Come down it certainly did. By November 4, Soviet tanks were back on the streets of Budapest, in much greater force than before, and this time they weren’t taking orders from the Hungarian authorities. It took them six days to completely crush the revolution. Up to 3,000 Hungarians died trying to defend their homeland. The Russian toll was closer to 700, and reportedly included at least a handful of soldiers shot for refusing to follow orders.
Nagy was kidnapped by the Russians and, two years later, executed as a traitor. It wasn’t until more than 30 years later that he was reburied with honour. For most of that period, Hungary was ruled by Kadar, who had chosen to betray the revolution and seek accommodation with Moscow.
In any tally of the USSR’s international outrages (which, mind you, requires a considerably smaller ledger than a catalogue of comparable actions by the US), the ruthless suppression of the Hungarian revolution belongs near the top of the list. It was followed 12 years later by similar criminal folly in Prague. And then, of course, there was Afghanistan.
The consequences of the Kremlin’s decisions were not only a monumental calamity for Hungary but also a self-inflicted body blow from which the international communist movement never quite recovered. The brutal reminder that Stalinism hadn’t quite been exorcised led to an exodus from communist parties, particularly in the West. And it wouldn’t be an exaggeration to contend that some of the seeds of the Soviet Union’s demise in 1991 were sown in 1956.

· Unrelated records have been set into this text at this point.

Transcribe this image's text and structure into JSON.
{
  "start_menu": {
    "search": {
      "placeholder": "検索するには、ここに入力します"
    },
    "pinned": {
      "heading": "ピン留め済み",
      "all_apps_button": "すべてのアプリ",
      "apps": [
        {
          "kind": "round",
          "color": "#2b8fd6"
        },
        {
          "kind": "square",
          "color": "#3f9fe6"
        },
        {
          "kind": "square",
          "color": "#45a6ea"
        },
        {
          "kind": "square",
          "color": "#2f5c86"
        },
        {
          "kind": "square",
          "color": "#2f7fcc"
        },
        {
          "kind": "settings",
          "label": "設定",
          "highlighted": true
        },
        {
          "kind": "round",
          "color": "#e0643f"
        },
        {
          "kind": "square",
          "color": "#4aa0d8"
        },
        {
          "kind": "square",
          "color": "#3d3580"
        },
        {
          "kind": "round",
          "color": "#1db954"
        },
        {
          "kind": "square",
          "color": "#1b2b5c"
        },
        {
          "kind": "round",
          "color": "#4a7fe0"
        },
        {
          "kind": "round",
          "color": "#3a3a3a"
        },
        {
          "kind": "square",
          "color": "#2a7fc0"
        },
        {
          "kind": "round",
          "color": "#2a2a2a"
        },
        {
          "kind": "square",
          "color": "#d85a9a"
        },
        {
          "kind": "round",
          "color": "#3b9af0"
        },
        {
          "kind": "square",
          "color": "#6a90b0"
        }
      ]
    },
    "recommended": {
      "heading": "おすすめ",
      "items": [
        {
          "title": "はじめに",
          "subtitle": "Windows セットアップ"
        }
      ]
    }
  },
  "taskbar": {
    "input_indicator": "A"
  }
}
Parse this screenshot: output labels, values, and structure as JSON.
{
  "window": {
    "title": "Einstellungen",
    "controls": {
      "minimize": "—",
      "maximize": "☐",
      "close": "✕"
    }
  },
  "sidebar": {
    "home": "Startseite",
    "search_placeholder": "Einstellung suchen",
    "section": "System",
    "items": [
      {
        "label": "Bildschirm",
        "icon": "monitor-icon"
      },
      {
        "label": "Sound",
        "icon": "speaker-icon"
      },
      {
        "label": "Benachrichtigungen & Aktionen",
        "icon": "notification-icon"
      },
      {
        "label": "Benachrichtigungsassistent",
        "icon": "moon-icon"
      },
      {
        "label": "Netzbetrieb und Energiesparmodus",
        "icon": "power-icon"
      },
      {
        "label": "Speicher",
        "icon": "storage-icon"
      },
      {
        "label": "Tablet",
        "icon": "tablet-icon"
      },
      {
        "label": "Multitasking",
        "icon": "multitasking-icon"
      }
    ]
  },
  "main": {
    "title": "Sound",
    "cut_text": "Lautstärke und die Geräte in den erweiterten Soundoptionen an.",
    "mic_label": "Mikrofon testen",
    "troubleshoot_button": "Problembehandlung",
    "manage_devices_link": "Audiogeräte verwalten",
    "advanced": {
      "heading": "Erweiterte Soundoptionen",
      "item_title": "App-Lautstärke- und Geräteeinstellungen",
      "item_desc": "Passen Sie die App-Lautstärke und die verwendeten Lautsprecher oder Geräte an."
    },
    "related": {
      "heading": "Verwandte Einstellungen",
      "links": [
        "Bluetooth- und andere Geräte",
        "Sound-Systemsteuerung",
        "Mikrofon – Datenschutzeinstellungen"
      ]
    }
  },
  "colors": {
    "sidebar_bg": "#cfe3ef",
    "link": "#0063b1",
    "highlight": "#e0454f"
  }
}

It’s hard to say whether an alternative, democratic socialist model would have bloomed in Hungary had Khrushchev and his colleagues had resisted the imperialist temptation. Perhaps the profoundest aspect of the tragedy is that we shall never know for certain.